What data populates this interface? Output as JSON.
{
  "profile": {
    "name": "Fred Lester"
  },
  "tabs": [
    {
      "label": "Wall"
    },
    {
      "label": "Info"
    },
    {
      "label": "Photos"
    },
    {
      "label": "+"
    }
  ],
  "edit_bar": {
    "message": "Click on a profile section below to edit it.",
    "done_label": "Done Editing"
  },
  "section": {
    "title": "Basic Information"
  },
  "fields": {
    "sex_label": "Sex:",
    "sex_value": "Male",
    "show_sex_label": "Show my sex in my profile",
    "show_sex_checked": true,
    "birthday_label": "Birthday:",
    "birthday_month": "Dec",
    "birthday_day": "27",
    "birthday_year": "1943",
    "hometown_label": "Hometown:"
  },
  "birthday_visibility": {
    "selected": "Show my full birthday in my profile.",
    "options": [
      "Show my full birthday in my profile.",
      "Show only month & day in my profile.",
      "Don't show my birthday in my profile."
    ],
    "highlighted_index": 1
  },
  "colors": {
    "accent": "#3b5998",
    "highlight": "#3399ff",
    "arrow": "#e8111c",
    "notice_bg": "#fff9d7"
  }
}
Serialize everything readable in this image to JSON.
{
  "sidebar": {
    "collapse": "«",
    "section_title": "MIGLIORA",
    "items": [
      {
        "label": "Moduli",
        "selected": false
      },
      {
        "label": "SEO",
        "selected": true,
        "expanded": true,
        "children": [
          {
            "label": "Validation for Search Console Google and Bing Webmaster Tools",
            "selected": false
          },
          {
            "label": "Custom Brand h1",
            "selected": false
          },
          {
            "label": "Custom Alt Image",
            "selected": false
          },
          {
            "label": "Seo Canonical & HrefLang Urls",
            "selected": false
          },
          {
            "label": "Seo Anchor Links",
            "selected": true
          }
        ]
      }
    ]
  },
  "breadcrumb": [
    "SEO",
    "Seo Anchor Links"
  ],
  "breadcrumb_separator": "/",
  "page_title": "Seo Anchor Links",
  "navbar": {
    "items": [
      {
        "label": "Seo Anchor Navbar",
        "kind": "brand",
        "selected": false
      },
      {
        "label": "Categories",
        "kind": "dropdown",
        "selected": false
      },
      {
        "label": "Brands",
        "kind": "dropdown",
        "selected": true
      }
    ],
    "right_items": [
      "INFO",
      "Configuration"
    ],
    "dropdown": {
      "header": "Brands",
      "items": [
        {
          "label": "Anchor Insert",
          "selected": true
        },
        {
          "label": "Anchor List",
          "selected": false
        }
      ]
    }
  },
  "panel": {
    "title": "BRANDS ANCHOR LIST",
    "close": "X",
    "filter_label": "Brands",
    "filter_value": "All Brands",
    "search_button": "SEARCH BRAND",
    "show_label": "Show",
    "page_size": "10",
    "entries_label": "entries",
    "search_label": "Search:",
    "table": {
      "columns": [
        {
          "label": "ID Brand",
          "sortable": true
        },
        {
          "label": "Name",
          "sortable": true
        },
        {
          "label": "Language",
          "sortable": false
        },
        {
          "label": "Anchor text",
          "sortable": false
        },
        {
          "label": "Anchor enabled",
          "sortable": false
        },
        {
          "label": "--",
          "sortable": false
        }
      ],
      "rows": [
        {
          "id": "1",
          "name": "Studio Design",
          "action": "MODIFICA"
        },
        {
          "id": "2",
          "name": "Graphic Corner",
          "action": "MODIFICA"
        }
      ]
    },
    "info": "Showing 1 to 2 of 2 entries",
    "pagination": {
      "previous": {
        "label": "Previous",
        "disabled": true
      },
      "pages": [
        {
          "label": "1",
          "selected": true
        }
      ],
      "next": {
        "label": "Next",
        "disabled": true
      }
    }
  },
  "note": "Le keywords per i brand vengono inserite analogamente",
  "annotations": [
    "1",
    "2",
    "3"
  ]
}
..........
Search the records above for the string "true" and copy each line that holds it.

    "show_sex_checked": true,
        "selected": true,
        "expanded": true,
            "selected": true
        "selected": true
          "selected": true
          "sortable": true
          "sortable": true
        "disabled": true
          "selected": true
        "disabled": true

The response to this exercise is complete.